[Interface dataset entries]

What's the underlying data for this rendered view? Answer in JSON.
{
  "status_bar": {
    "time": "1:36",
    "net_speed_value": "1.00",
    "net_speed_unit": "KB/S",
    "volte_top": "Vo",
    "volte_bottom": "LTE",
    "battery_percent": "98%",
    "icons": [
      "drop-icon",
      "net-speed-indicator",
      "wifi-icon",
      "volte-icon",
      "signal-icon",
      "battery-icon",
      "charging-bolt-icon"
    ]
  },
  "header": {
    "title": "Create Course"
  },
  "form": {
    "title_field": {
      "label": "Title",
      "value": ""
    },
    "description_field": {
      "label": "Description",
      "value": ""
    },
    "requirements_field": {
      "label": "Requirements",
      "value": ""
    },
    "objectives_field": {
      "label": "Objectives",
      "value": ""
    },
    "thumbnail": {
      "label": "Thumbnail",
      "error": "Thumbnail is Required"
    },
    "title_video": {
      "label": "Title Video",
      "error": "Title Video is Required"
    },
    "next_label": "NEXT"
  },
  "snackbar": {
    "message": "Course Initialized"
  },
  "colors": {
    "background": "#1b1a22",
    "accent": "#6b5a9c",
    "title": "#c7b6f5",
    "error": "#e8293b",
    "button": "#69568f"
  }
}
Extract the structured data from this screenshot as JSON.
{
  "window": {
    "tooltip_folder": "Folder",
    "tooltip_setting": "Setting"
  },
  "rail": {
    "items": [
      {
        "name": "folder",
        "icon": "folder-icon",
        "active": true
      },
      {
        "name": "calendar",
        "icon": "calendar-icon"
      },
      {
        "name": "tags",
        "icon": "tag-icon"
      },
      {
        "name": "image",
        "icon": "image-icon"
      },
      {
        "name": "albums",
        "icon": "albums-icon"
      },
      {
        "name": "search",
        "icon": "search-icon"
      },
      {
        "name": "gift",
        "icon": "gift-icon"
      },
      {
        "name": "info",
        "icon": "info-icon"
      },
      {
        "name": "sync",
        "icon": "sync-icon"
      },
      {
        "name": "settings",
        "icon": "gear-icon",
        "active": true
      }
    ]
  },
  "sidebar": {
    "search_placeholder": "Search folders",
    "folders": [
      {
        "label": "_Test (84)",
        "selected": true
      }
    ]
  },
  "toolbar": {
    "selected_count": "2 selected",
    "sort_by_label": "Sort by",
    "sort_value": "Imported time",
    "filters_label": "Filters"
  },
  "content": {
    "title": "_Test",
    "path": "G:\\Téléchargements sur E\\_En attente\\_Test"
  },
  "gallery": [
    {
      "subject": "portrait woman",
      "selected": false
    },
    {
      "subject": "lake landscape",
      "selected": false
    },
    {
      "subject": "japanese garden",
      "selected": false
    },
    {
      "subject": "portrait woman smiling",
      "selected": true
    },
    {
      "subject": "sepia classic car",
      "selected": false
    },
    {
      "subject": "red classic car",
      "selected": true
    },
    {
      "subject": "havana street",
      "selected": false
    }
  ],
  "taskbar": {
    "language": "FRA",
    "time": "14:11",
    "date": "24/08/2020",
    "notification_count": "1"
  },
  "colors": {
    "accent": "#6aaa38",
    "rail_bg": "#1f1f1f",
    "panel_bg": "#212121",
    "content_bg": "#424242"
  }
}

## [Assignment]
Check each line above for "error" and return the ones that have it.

## [Written response]
      "error": "Thumbnail is Required"
      "error": "Title Video is Required"
    "error": "#e8293b",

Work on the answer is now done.